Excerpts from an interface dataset
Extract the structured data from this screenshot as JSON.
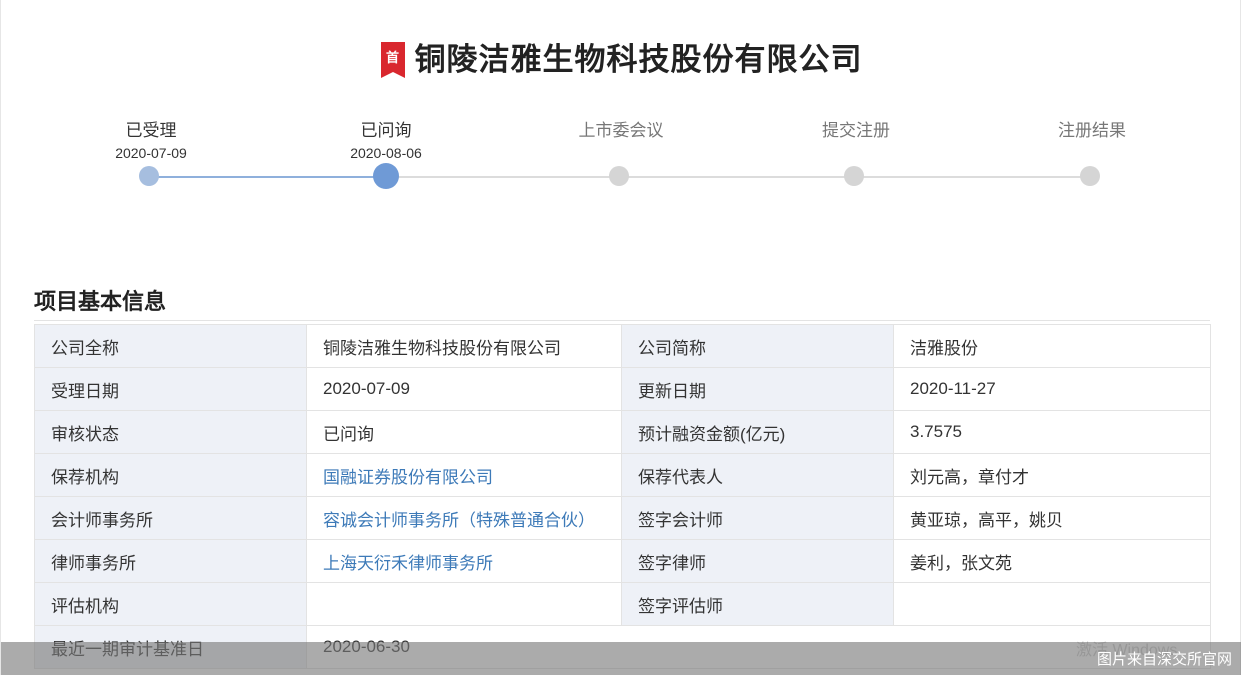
{
  "page": {
    "badge": "首",
    "title": "铜陵洁雅生物科技股份有限公司"
  },
  "progress": {
    "steps": [
      {
        "name": "已受理",
        "date": "2020-07-09",
        "state": "done"
      },
      {
        "name": "已问询",
        "date": "2020-08-06",
        "state": "current"
      },
      {
        "name": "上市委会议",
        "date": "",
        "state": "pending"
      },
      {
        "name": "提交注册",
        "date": "",
        "state": "pending"
      },
      {
        "name": "注册结果",
        "date": "",
        "state": "pending"
      }
    ],
    "colors": {
      "done": "#a6bedf",
      "current": "#6f9ad6",
      "pending": "#d5d5d5"
    }
  },
  "section": {
    "title": "项目基本信息"
  },
  "info": {
    "rows": [
      {
        "l1": "公司全称",
        "v1": "铜陵洁雅生物科技股份有限公司",
        "l2": "公司简称",
        "v2": "洁雅股份"
      },
      {
        "l1": "受理日期",
        "v1": "2020-07-09",
        "l2": "更新日期",
        "v2": "2020-11-27"
      },
      {
        "l1": "审核状态",
        "v1": "已问询",
        "l2": "预计融资金额(亿元)",
        "v2": "3.7575"
      },
      {
        "l1": "保荐机构",
        "v1": "国融证券股份有限公司",
        "l2": "保荐代表人",
        "v2": "刘元高，章付才"
      },
      {
        "l1": "会计师事务所",
        "v1": "容诚会计师事务所（特殊普通合伙）",
        "l2": "签字会计师",
        "v2": "黄亚琼，高平，姚贝"
      },
      {
        "l1": "律师事务所",
        "v1": "上海天衍禾律师事务所",
        "l2": "签字律师",
        "v2": "姜利，张文苑"
      },
      {
        "l1": "评估机构",
        "v1": "",
        "l2": "签字评估师",
        "v2": ""
      },
      {
        "l1": "最近一期审计基准日",
        "v1": "2020-06-30"
      }
    ],
    "link_color": "#3d7ab8"
  },
  "overlay": {
    "watermark": "图片来自深交所官网",
    "ghost_text": "激活 Windows"
  }
}
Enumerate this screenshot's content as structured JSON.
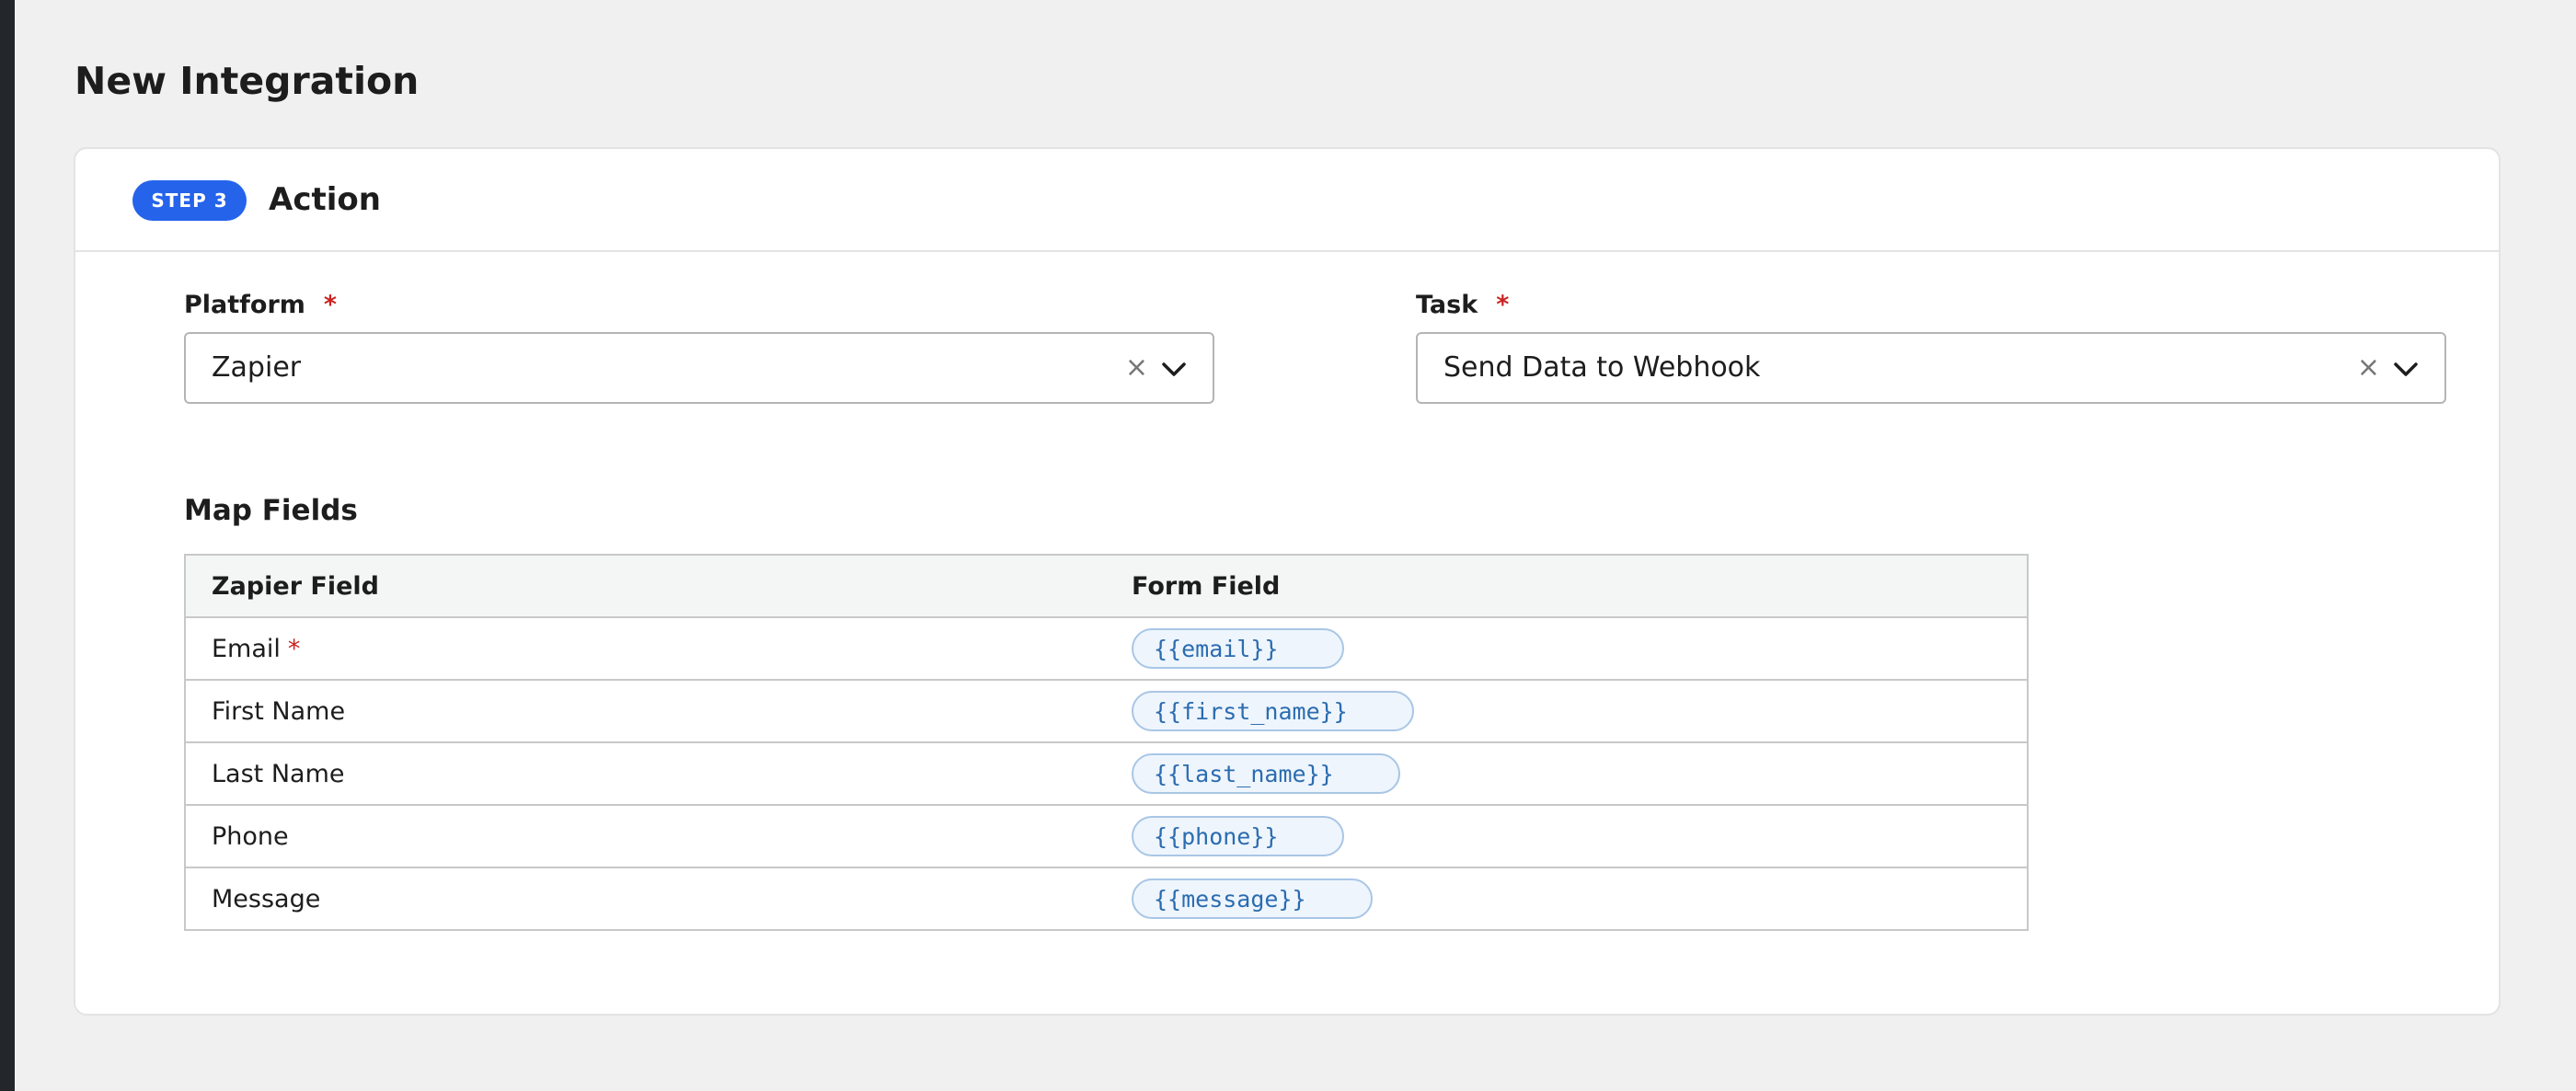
{
  "page": {
    "title": "New Integration"
  },
  "step": {
    "badge": "STEP 3",
    "title": "Action"
  },
  "platform": {
    "label": "Platform",
    "required_mark": "*",
    "value": "Zapier",
    "clear_glyph": "×"
  },
  "task": {
    "label": "Task",
    "required_mark": "*",
    "value": "Send Data to Webhook",
    "clear_glyph": "×"
  },
  "map_fields": {
    "title": "Map Fields",
    "columns": [
      "Zapier Field",
      "Form Field"
    ],
    "rows": [
      {
        "field": "Email",
        "required": "*",
        "token": "{{email}}"
      },
      {
        "field": "First Name",
        "required": "",
        "token": "{{first_name}}"
      },
      {
        "field": "Last Name",
        "required": "",
        "token": "{{last_name}}"
      },
      {
        "field": "Phone",
        "required": "",
        "token": "{{phone}}"
      },
      {
        "field": "Message",
        "required": "",
        "token": "{{message}}"
      }
    ]
  },
  "colors": {
    "accent": "#2563eb",
    "required": "#cc2222",
    "token_text": "#2b6cb0",
    "token_bg": "#eef5fc"
  },
  "icons": {
    "clear": "close-icon",
    "dropdown": "chevron-down-icon"
  }
}
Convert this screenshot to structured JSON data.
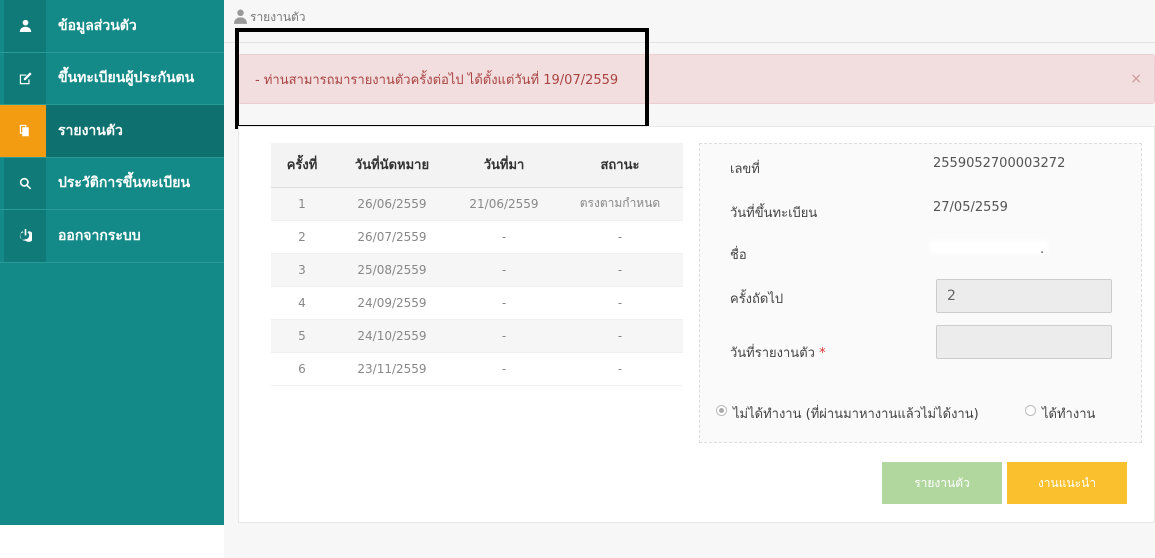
{
  "sidebar": {
    "items": [
      {
        "label": "ข้อมูลส่วนตัว",
        "icon": "user-icon"
      },
      {
        "label": "ขึ้นทะเบียนผู้ประกันตน",
        "icon": "edit-icon"
      },
      {
        "label": "รายงานตัว",
        "icon": "copy-icon"
      },
      {
        "label": "ประวัติการขึ้นทะเบียน",
        "icon": "search-icon"
      },
      {
        "label": "ออกจากระบบ",
        "icon": "power-icon"
      }
    ],
    "active_index": 2,
    "colors": {
      "bg": "#138a87",
      "accent": "#f39c12"
    }
  },
  "breadcrumb": {
    "label": "รายงานตัว"
  },
  "alert": {
    "text": "- ท่านสามารถมารายงานตัวครั้งต่อไป ได้ตั้งแต่วันที่ 19/07/2559",
    "close": "×"
  },
  "table": {
    "headers": [
      "ครั้งที่",
      "วันที่นัดหมาย",
      "วันที่มา",
      "สถานะ"
    ],
    "rows": [
      [
        "1",
        "26/06/2559",
        "21/06/2559",
        "ตรงตามกำหนด"
      ],
      [
        "2",
        "26/07/2559",
        "-",
        "-"
      ],
      [
        "3",
        "25/08/2559",
        "-",
        "-"
      ],
      [
        "4",
        "24/09/2559",
        "-",
        "-"
      ],
      [
        "5",
        "24/10/2559",
        "-",
        "-"
      ],
      [
        "6",
        "23/11/2559",
        "-",
        "-"
      ]
    ]
  },
  "form": {
    "number_label": "เลขที่",
    "number_value": "2559052700003272",
    "register_date_label": "วันที่ขึ้นทะเบียน",
    "register_date_value": "27/05/2559",
    "name_label": "ชื่อ",
    "name_value": ".",
    "next_time_label": "ครั้งถัดไป",
    "next_time_value": "2",
    "report_date_label": "วันที่รายงานตัว",
    "report_date_value": "",
    "required_mark": "*",
    "radio_unemployed": "ไม่ได้ทำงาน (ที่ผ่านมาหางานแล้วไม่ได้งาน)",
    "radio_employed": "ได้ทำงาน"
  },
  "buttons": {
    "report": "รายงานตัว",
    "advice": "งานแนะนำ"
  }
}
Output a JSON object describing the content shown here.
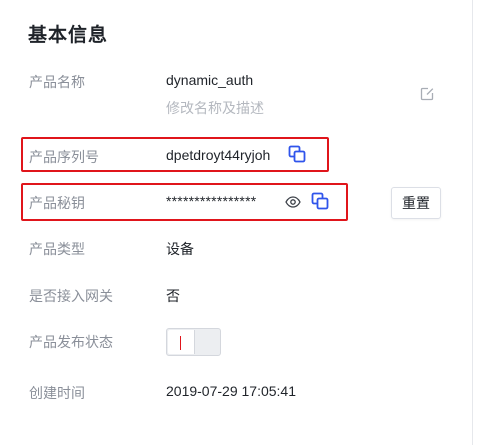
{
  "section": {
    "title": "基本信息"
  },
  "fields": {
    "product_name": {
      "label": "产品名称",
      "value": "dynamic_auth",
      "desc": "修改名称及描述"
    },
    "product_serial": {
      "label": "产品序列号",
      "value": "dpetdroyt44ryjoh"
    },
    "product_secret": {
      "label": "产品秘钥",
      "value": "****************",
      "reset_label": "重置"
    },
    "product_type": {
      "label": "产品类型",
      "value": "设备"
    },
    "network_access": {
      "label": "是否接入网关",
      "value": "否"
    },
    "publish_status": {
      "label": "产品发布状态",
      "toggle_on": false
    },
    "created_time": {
      "label": "创建时间",
      "value": "2019-07-29 17:05:41"
    }
  },
  "icons": {
    "edit": "edit-icon",
    "copy": "copy-icon",
    "view": "eye-icon"
  },
  "colors": {
    "accent": "#2f54eb",
    "highlight": "#e0151b"
  }
}
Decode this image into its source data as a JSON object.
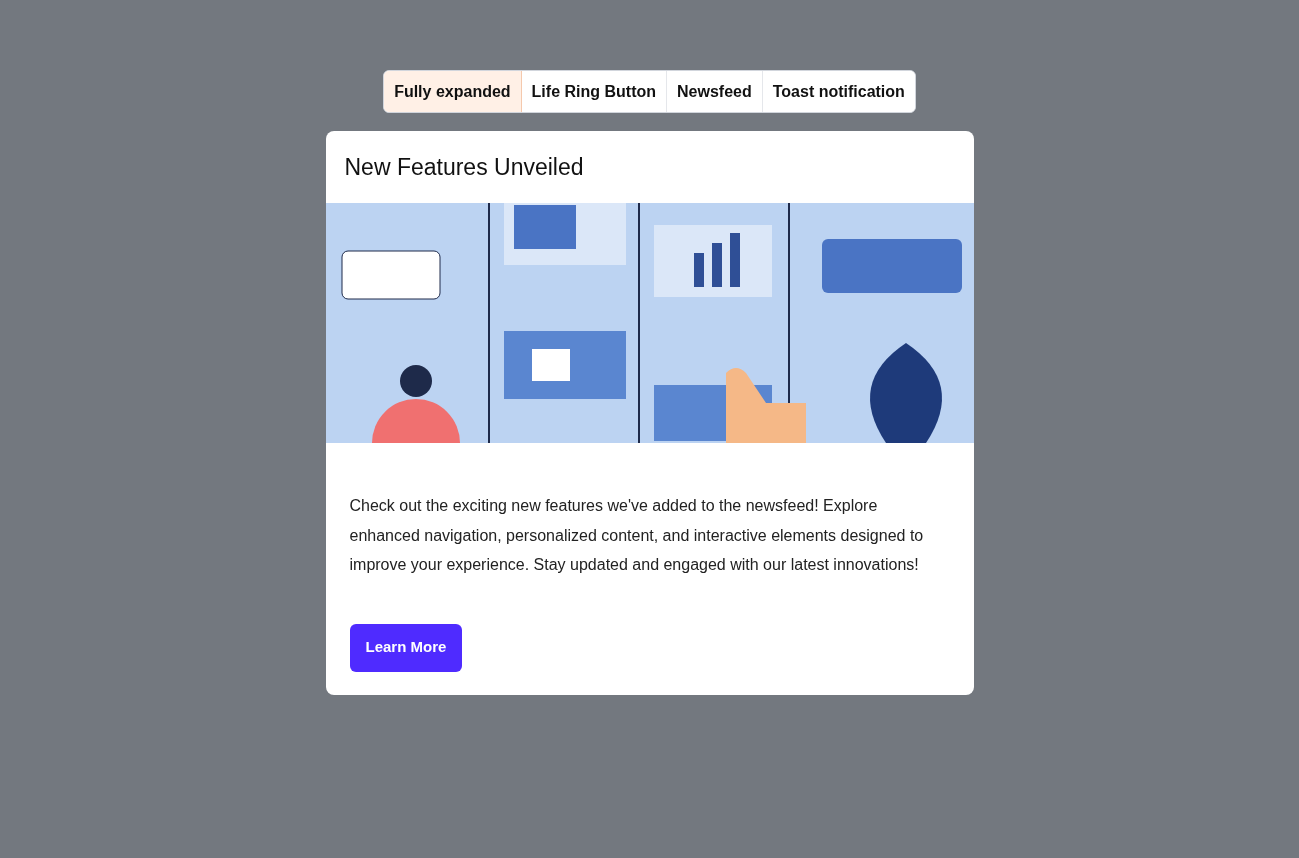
{
  "tabs": [
    {
      "label": "Fully expanded",
      "selected": true
    },
    {
      "label": "Life Ring Button",
      "selected": false
    },
    {
      "label": "Newsfeed",
      "selected": false
    },
    {
      "label": "Toast notification",
      "selected": false
    }
  ],
  "modal": {
    "title": "New Features Unveiled",
    "body": "Check out the exciting new features we've added to the newsfeed! Explore enhanced navigation, personalized content, and interactive elements designed to improve your experience. Stay updated and engaged with our latest innovations!",
    "button": "Learn More"
  }
}
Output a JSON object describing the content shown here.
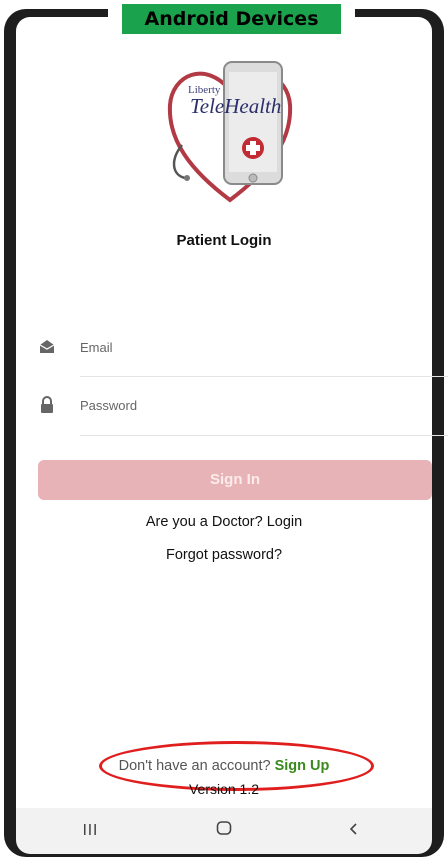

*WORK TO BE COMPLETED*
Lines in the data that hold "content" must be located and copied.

*WRITTEN ANSWER*
Enumerate this screenshot's content as structured JSON.
Output a JSON object describing the content shown here.
    "body": "Check out the exciting new features we've added to the newsfeed! Explore enhanced navigation, personalized content, and interactive elements designed to improve your experience. Stay updated and engaged with our latest innovations!",
Output a JSON object describing the content shown here.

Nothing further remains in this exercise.